“Those people later still who were members of the modern Homo sapien species gradually spread across the globe. . . and although they conserved many neutral features, at the same time they adjusted to new natural conditions, and gradually diversified into the races of today.”
This quote is confusing because Trần Ngọc Thêm omits information from the original that makes this passage comprehensible. The information that Trần Ngọc Thêm omits is also information that shows that Cheboksarov’s ideas were more complex than arguing that there is an ancient divide between human populations.
Trần Ngọc Thêm’s simplified version of Cheboksarov’s ideas, however, fits with his mission which is to demonstrate that there is an ancient human divide and that this division accounts for a massive cultural divide between “the East” and “the West.”
Although Trần Ngọc Thêm says at one point that the East-West divide is “entirely based on geography” (thuần túy dựa vào địa lý), he devotes a page to providing examples of the supposed cultural differences between these two regions: people in the West shake hands, people in the East bow; people in the West value the individual, people in the East value the community.
He also cites South Vietnamese philosopher Lương Kim Định for an example for the idea that the East is “static” (tĩnh chỉ) and the West is “dynamic” (động đích). This was initially a derogatory statement that Euro-Americans made about Asia in the nineteenth century, but Kim Định and Trần Ngọc Thêm, as I will explain later, inverted this expression and make the “static” nature of the East superior to the West’s “dynamism.”
And finally, Trần Ngọc Thêm misquotes “the famous poem of the English poet, [Rudyard] Kipling, who spent many years in India”:
Oh, East is East, and West is West,
Never the twain shall meet, till the Earth and the Sky meet. . .
But if there was no East then how on earth could there be a West!
First of all, there is no line in the poem that says “But if there was no East then how on earth could there be a West!) (Nhưng nếu không có phương Đông thì làm gì có phương Tây!
Second, the point of this poem is the opposite of what that first line implies.
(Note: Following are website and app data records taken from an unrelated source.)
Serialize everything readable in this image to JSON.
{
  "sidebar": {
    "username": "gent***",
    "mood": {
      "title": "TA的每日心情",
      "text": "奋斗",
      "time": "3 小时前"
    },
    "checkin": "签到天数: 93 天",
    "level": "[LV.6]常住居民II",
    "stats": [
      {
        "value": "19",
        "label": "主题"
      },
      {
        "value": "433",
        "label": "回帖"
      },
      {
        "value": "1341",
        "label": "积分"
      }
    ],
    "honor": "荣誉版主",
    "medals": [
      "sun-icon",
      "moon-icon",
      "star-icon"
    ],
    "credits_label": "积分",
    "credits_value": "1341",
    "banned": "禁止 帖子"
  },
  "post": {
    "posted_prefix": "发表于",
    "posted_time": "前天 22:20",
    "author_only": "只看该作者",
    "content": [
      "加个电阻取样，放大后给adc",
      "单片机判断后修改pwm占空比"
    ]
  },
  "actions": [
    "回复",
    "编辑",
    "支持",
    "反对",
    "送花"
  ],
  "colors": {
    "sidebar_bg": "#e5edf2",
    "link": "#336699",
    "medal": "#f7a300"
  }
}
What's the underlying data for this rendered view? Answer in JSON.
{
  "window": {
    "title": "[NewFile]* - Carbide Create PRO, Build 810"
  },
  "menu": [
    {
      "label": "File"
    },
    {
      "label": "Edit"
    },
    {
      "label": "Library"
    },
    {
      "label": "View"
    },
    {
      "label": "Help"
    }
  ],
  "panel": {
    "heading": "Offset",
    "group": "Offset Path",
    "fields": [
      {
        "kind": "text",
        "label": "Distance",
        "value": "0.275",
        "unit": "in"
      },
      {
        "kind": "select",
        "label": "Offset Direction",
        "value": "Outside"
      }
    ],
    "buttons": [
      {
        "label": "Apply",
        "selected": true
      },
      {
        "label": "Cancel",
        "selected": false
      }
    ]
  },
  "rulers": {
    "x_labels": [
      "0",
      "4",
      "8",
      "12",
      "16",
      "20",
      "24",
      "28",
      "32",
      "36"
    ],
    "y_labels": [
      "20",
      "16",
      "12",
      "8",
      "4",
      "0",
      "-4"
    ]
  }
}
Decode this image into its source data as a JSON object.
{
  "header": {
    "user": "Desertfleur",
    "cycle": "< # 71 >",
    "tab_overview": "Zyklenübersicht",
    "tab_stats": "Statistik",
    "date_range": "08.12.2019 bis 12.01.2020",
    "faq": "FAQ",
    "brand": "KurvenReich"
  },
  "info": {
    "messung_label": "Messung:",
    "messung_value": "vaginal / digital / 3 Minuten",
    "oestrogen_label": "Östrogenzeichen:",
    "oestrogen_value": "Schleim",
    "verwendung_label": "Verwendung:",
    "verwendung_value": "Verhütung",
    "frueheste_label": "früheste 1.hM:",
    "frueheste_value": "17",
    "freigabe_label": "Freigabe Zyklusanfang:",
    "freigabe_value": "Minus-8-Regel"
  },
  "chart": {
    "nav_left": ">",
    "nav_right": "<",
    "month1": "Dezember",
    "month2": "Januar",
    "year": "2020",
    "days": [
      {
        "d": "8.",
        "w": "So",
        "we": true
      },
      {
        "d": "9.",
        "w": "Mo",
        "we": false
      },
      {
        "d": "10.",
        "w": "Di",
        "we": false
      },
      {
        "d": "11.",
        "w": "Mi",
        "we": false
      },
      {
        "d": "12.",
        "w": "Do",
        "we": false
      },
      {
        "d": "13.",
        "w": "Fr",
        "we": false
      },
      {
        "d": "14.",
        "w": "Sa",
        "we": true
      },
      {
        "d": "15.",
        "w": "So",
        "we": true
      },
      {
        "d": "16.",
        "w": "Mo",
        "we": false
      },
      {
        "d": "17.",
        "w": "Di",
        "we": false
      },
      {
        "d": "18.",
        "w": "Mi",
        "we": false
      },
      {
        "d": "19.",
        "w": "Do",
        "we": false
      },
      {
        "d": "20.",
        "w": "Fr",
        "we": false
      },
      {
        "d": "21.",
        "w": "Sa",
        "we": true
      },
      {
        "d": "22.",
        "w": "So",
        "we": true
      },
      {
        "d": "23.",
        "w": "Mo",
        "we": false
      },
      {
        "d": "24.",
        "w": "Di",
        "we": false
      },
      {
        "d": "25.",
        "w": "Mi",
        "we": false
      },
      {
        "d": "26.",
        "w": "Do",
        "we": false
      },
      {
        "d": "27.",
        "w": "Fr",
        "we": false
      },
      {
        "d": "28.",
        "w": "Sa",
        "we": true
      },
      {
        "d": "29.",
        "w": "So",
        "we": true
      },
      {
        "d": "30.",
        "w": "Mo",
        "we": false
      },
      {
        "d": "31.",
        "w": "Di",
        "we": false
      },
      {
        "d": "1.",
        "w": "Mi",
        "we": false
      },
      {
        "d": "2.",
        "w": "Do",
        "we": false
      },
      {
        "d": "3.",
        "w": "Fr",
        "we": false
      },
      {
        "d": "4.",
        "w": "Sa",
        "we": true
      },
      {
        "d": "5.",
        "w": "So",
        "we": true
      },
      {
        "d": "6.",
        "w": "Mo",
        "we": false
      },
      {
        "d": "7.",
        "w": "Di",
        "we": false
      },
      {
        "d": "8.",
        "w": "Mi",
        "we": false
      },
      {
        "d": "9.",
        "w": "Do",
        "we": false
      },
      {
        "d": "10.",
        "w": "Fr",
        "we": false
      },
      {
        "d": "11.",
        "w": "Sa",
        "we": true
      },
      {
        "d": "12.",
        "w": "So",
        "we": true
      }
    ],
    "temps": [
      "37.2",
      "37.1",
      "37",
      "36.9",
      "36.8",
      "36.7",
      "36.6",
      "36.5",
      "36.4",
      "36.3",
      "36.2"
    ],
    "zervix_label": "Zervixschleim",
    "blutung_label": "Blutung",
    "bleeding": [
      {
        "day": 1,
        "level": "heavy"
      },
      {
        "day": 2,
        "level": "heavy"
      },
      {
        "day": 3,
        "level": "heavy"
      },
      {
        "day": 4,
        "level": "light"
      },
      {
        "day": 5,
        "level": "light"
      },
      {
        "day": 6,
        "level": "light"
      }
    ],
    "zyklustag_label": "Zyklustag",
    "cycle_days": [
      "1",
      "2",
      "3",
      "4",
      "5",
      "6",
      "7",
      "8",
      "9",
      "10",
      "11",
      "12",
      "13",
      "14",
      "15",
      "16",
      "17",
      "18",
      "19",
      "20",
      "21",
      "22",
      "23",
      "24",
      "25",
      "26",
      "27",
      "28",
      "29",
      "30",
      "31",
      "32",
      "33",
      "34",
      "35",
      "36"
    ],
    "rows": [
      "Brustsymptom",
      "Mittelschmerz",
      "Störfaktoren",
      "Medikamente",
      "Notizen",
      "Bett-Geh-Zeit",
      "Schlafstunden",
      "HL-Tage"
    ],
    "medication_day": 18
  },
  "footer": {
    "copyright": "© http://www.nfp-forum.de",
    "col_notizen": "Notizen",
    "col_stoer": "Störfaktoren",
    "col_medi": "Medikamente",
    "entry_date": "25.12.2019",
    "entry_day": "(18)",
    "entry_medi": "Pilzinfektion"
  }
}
The poem is about an Afghan horse thief and an English officer who develop a sense of respect for each other. It does not support the idea that there is an East-West cultural divide.
It is easy to get lost in all of Trần Ngọc Thêm’s misunderstandings, misquotes and contradictions, but if we put those aside and try to follow his point, we see that he is attempting to say that there is a major cultural divide between “the East” and “the West,” and that this cultural divide has deep roots that we can ultimately trace back to early human racial divisions.
As we will see later, Trần Ngọc Thêm does not see this divide as creating equal halves. The East is superior, and the Vietnamese inhabit a supreme place in the East.
Indeed, as we will see, this is an argument for Việt supremacy.